Topsy-Turvy situation has still been prevailing at Tribhuvan International Airport as thousands were waiting to be evacuated from the quake hit region in Nepal.
Over-crowding at the airport is one of the reasons which obstruct the massive relief and rescue operation being carried out by teams from India and other neighboring nations.
Four Indian Air Force (IAF) transporters were forced to return back to their bases as they could not land at Kathmandu airport due to heavy air traffic.
The Kathmandu airfield is abundant with marooned people, who are waiting to be evacuated.
Relief materials were seen piled up on the paved surface apart from planes arriving from across the world.
These inconveniences have made the dispersal of international aid materials at a slow pace as Kathmandu is struggling to recapture its infrastructure.

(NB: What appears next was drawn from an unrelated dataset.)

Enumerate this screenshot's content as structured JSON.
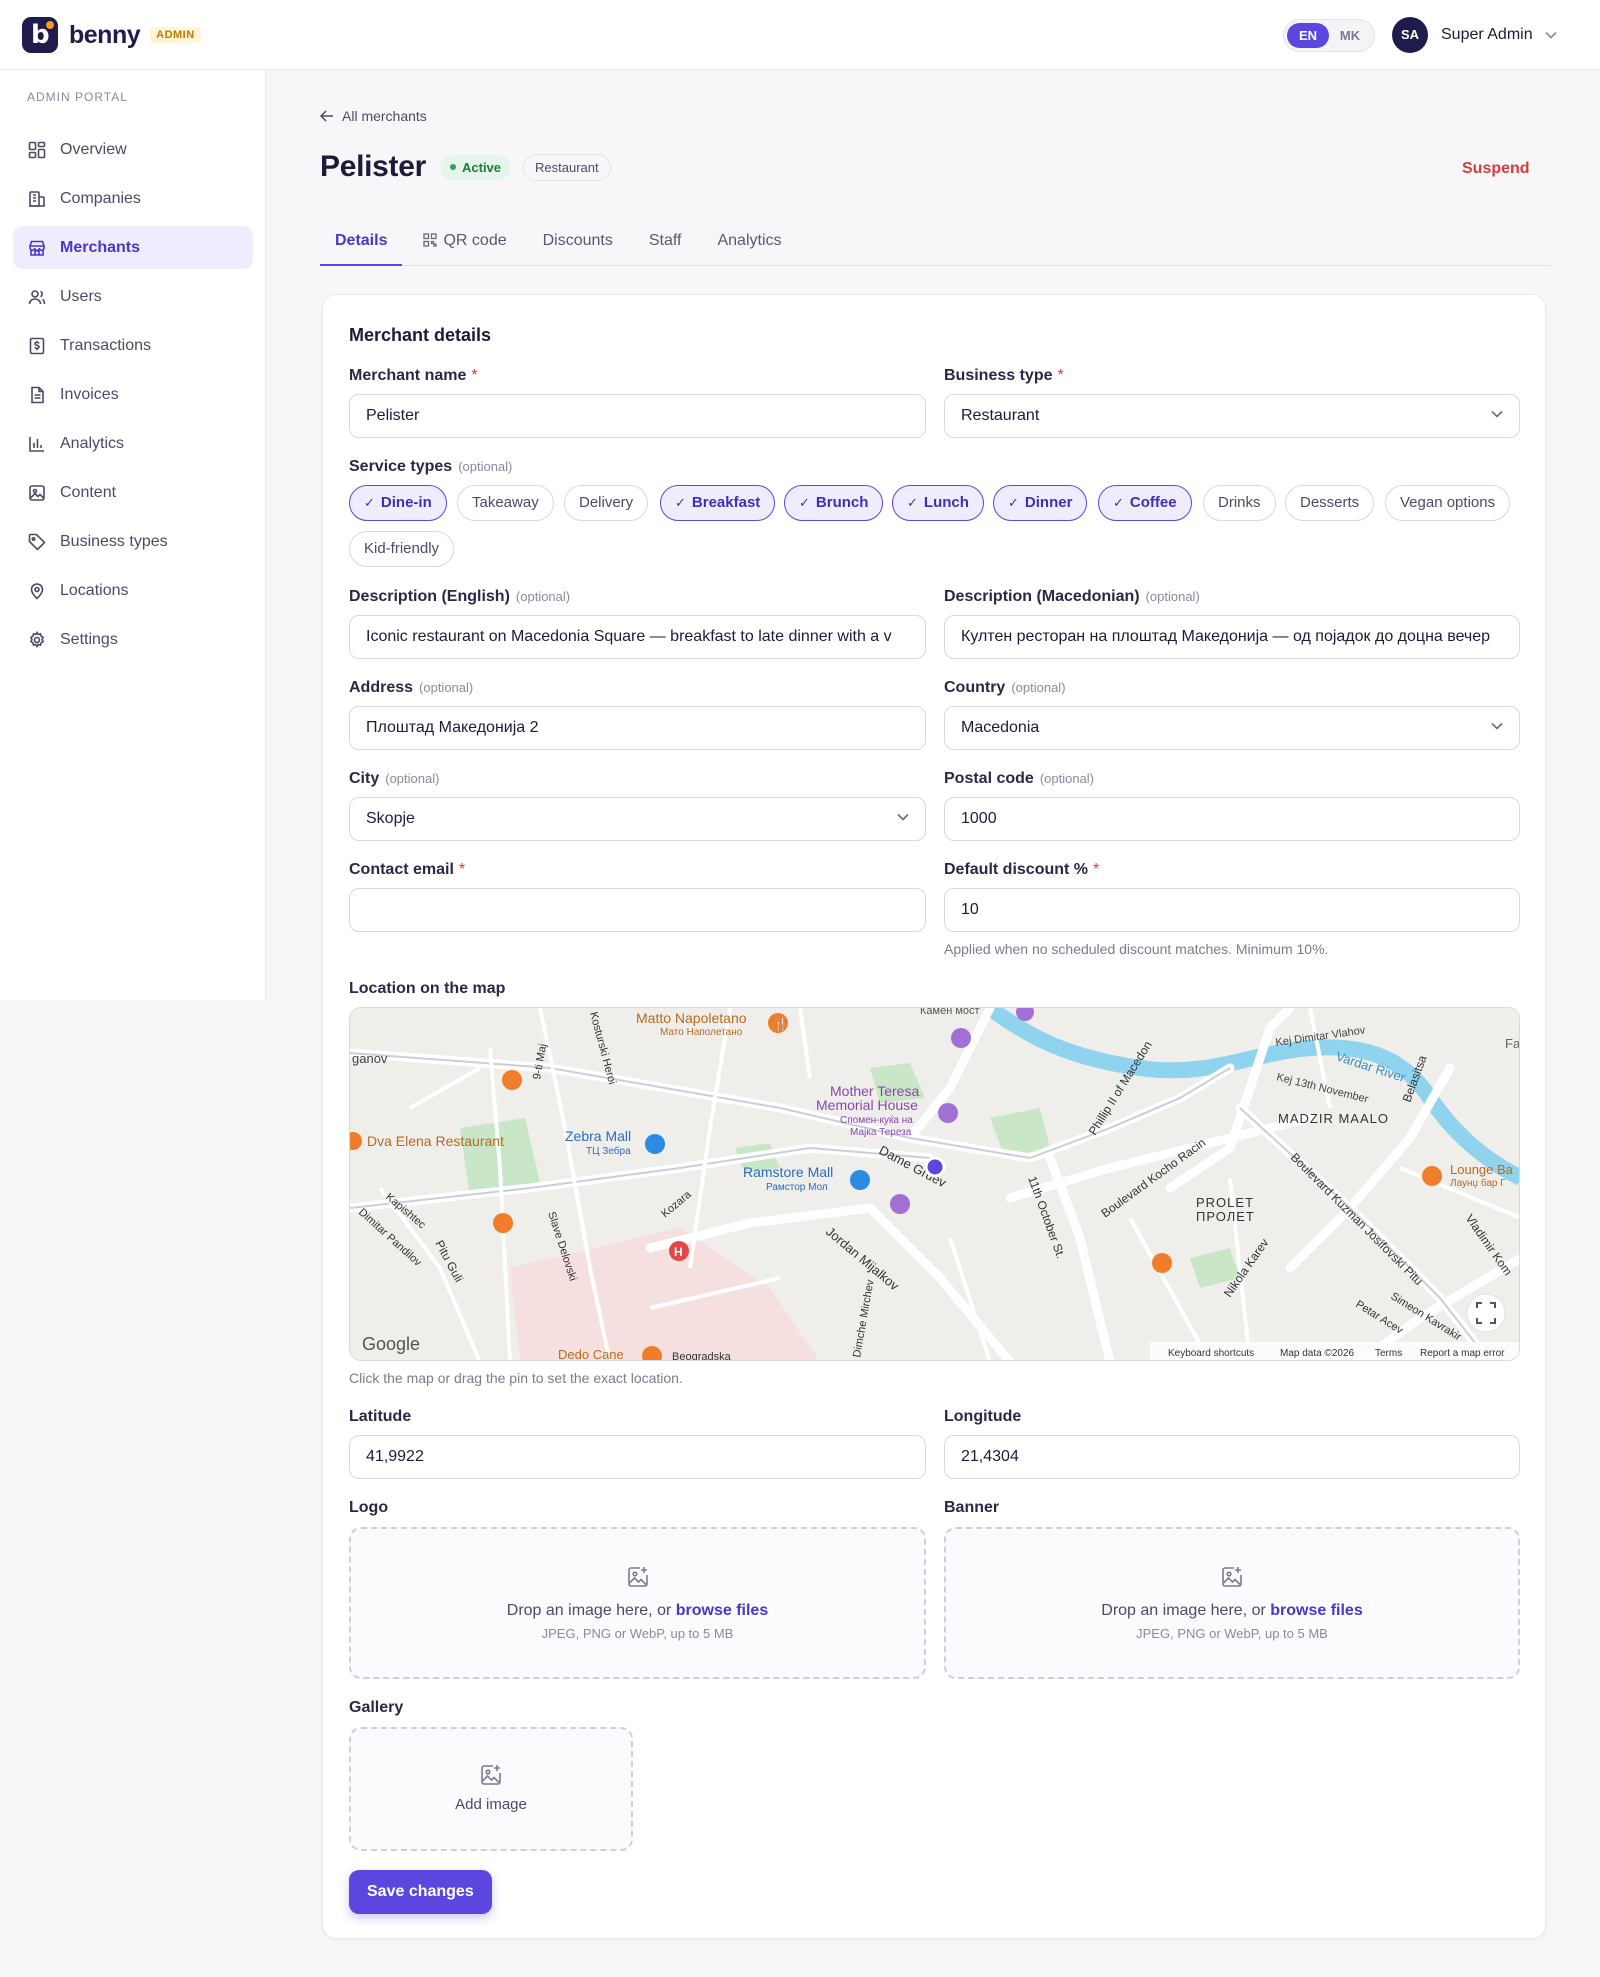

The IAF had to re-locate four of its helicopters at Kathmandu outskirts to ease the prevailing air traffic congestion.
The IAF planes that turned back midair were carrying communication equipments and rescue teams.
They are reported to have returned to Kathmandu later in the night with relief materials comprising of five tonnes of milk, light vehicles, RO plant, oxygen re-generators and noodles.
The IAF planes which have been undertaking its ever biggest airlift operation have coordinated the support and services of more than a dozen transport aircraft vehicles, including super heavy lifter C-17s, special operations aircraft C-130J and old work horses IL-76s and An-32s.
As per the reports from officials, Kathmandu airport was observed crowded even on a normal day.
Thousands of people are still gathering at the airport to get a flight back to their respective homes. According to reports, the problem has been getting worse.
India, the first country to respond to the tragedy, has launched a relief project called Operation Maitri to help evacuate people stranded in the quake-hit areas.
Now helps have arrived in Kathmandu from Pakistan, China and Israel.
Video on Nepal earthquake 2015